The full set of entries below is to be returned unchanged.

━━━━━━━━

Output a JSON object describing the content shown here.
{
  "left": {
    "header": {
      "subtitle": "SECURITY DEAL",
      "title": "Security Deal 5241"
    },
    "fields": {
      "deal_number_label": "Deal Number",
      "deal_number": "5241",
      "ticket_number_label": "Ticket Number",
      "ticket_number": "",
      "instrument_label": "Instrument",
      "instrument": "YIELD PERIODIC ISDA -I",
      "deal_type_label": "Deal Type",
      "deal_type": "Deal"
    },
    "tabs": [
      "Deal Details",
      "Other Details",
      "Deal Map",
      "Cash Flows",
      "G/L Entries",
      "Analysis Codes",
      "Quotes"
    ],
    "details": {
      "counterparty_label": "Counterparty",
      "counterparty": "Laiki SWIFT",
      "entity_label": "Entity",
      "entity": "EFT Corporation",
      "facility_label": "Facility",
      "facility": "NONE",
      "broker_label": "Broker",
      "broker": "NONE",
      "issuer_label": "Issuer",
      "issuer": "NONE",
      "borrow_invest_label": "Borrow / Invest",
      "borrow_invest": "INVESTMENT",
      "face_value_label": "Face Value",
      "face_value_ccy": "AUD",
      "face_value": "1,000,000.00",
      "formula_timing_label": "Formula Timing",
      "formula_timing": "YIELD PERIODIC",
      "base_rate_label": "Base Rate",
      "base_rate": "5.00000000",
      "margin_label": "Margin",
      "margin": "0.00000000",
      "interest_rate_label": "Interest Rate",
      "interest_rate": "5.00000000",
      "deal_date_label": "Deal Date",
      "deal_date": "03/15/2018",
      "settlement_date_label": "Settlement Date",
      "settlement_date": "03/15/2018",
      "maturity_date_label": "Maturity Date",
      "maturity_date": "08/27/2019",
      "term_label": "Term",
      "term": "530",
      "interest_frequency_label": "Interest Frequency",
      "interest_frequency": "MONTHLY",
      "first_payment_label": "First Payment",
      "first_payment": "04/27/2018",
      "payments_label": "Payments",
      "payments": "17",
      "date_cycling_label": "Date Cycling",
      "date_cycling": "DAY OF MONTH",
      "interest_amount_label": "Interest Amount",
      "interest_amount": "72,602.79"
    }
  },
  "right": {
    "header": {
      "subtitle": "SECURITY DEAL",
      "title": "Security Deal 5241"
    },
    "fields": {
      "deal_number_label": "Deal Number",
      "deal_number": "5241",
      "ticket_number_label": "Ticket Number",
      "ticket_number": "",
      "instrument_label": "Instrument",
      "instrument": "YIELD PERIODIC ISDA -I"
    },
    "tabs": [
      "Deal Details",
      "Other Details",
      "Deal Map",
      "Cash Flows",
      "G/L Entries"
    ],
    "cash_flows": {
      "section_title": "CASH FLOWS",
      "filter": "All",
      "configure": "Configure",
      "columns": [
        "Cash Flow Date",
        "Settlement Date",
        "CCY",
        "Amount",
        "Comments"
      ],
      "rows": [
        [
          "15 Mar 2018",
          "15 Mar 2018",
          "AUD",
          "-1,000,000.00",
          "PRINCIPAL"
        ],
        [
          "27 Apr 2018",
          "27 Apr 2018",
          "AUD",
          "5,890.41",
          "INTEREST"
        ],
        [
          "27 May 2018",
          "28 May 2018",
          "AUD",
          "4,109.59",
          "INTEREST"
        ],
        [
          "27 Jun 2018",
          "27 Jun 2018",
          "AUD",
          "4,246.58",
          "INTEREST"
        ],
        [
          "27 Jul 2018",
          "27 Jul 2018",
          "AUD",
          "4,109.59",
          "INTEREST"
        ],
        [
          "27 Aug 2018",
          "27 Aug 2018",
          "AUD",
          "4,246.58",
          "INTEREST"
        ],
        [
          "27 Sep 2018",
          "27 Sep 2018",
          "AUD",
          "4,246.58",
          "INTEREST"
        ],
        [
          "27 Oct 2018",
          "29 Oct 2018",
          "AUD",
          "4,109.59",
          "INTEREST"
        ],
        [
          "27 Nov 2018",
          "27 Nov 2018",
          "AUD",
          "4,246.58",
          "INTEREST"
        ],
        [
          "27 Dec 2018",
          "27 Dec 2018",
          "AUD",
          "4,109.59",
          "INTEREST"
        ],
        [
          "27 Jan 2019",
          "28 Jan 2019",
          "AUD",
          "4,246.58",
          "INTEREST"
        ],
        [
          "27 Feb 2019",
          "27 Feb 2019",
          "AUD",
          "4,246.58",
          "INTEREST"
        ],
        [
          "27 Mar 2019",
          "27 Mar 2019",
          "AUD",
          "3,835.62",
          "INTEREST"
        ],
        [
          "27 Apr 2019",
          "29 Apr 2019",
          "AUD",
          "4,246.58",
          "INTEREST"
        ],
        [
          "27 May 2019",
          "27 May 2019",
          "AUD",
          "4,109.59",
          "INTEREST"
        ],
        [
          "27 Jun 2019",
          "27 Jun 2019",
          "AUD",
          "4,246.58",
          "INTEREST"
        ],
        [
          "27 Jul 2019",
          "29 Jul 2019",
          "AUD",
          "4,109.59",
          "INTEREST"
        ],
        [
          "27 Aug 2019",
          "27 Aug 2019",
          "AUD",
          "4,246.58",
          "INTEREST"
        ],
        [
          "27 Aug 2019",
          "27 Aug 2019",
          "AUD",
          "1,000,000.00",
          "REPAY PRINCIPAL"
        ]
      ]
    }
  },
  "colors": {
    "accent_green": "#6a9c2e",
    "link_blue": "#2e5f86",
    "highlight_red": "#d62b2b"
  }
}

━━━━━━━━

**TASK SOLUTION**
Output a JSON object describing the content shown here.
{
  "left": {
    "header": {
      "subtitle": "SECURITY DEAL",
      "title": "Security Deal 5241"
    },
    "fields": {
      "deal_number_label": "Deal Number",
      "deal_number": "5241",
      "ticket_number_label": "Ticket Number",
      "ticket_number": "",
      "instrument_label": "Instrument",
      "instrument": "YIELD PERIODIC ISDA -I",
      "deal_type_label": "Deal Type",
      "deal_type": "Deal"
    },
    "tabs": [
      "Deal Details",
      "Other Details",
      "Deal Map",
      "Cash Flows",
      "G/L Entries",
      "Analysis Codes",
      "Quotes"
    ],
    "details": {
      "counterparty_label": "Counterparty",
      "counterparty": "Laiki SWIFT",
      "entity_label": "Entity",
      "entity": "EFT Corporation",
      "facility_label": "Facility",
      "facility": "NONE",
      "broker_label": "Broker",
      "broker": "NONE",
      "issuer_label": "Issuer",
      "issuer": "NONE",
      "borrow_invest_label": "Borrow / Invest",
      "borrow_invest": "INVESTMENT",
      "face_value_label": "Face Value",
      "face_value_ccy": "AUD",
      "face_value": "1,000,000.00",
      "formula_timing_label": "Formula Timing",
      "formula_timing": "YIELD PERIODIC",
      "base_rate_label": "Base Rate",
      "base_rate": "5.00000000",
      "margin_label": "Margin",
      "margin": "0.00000000",
      "interest_rate_label": "Interest Rate",
      "interest_rate": "5.00000000",
      "deal_date_label": "Deal Date",
      "deal_date": "03/15/2018",
      "settlement_date_label": "Settlement Date",
      "settlement_date": "03/15/2018",
      "maturity_date_label": "Maturity Date",
      "maturity_date": "08/27/2019",
      "term_label": "Term",
      "term": "530",
      "interest_frequency_label": "Interest Frequency",
      "interest_frequency": "MONTHLY",
      "first_payment_label": "First Payment",
      "first_payment": "04/27/2018",
      "payments_label": "Payments",
      "payments": "17",
      "date_cycling_label": "Date Cycling",
      "date_cycling": "DAY OF MONTH",
      "interest_amount_label": "Interest Amount",
      "interest_amount": "72,602.79"
    }
  },
  "right": {
    "header": {
      "subtitle": "SECURITY DEAL",
      "title": "Security Deal 5241"
    },
    "fields": {
      "deal_number_label": "Deal Number",
      "deal_number": "5241",
      "ticket_number_label": "Ticket Number",
      "ticket_number": "",
      "instrument_label": "Instrument",
      "instrument": "YIELD PERIODIC ISDA -I"
    },
    "tabs": [
      "Deal Details",
      "Other Details",
      "Deal Map",
      "Cash Flows",
      "G/L Entries"
    ],
    "cash_flows": {
      "section_title": "CASH FLOWS",
      "filter": "All",
      "configure": "Configure",
      "columns": [
        "Cash Flow Date",
        "Settlement Date",
        "CCY",
        "Amount",
        "Comments"
      ],
      "rows": [
        [
          "15 Mar 2018",
          "15 Mar 2018",
          "AUD",
          "-1,000,000.00",
          "PRINCIPAL"
        ],
        [
          "27 Apr 2018",
          "27 Apr 2018",
          "AUD",
          "5,890.41",
          "INTEREST"
        ],
        [
          "27 May 2018",
          "28 May 2018",
          "AUD",
          "4,109.59",
          "INTEREST"
        ],
        [
          "27 Jun 2018",
          "27 Jun 2018",
          "AUD",
          "4,246.58",
          "INTEREST"
        ],
        [
          "27 Jul 2018",
          "27 Jul 2018",
          "AUD",
          "4,109.59",
          "INTEREST"
        ],
        [
          "27 Aug 2018",
          "27 Aug 2018",
          "AUD",
          "4,246.58",
          "INTEREST"
        ],
        [
          "27 Sep 2018",
          "27 Sep 2018",
          "AUD",
          "4,246.58",
          "INTEREST"
        ],
        [
          "27 Oct 2018",
          "29 Oct 2018",
          "AUD",
          "4,109.59",
          "INTEREST"
        ],
        [
          "27 Nov 2018",
          "27 Nov 2018",
          "AUD",
          "4,246.58",
          "INTEREST"
        ],
        [
          "27 Dec 2018",
          "27 Dec 2018",
          "AUD",
          "4,109.59",
          "INTEREST"
        ],
        [
          "27 Jan 2019",
          "28 Jan 2019",
          "AUD",
          "4,246.58",
          "INTEREST"
        ],
        [
          "27 Feb 2019",
          "27 Feb 2019",
          "AUD",
          "4,246.58",
          "INTEREST"
        ],
        [
          "27 Mar 2019",
          "27 Mar 2019",
          "AUD",
          "3,835.62",
          "INTEREST"
        ],
        [
          "27 Apr 2019",
          "29 Apr 2019",
          "AUD",
          "4,246.58",
          "INTEREST"
        ],
        [
          "27 May 2019",
          "27 May 2019",
          "AUD",
          "4,109.59",
          "INTEREST"
        ],
        [
          "27 Jun 2019",
          "27 Jun 2019",
          "AUD",
          "4,246.58",
          "INTEREST"
        ],
        [
          "27 Jul 2019",
          "29 Jul 2019",
          "AUD",
          "4,109.59",
          "INTEREST"
        ],
        [
          "27 Aug 2019",
          "27 Aug 2019",
          "AUD",
          "4,246.58",
          "INTEREST"
        ],
        [
          "27 Aug 2019",
          "27 Aug 2019",
          "AUD",
          "1,000,000.00",
          "REPAY PRINCIPAL"
        ]
      ]
    }
  },
  "colors": {
    "accent_green": "#6a9c2e",
    "link_blue": "#2e5f86",
    "highlight_red": "#d62b2b"
  }
}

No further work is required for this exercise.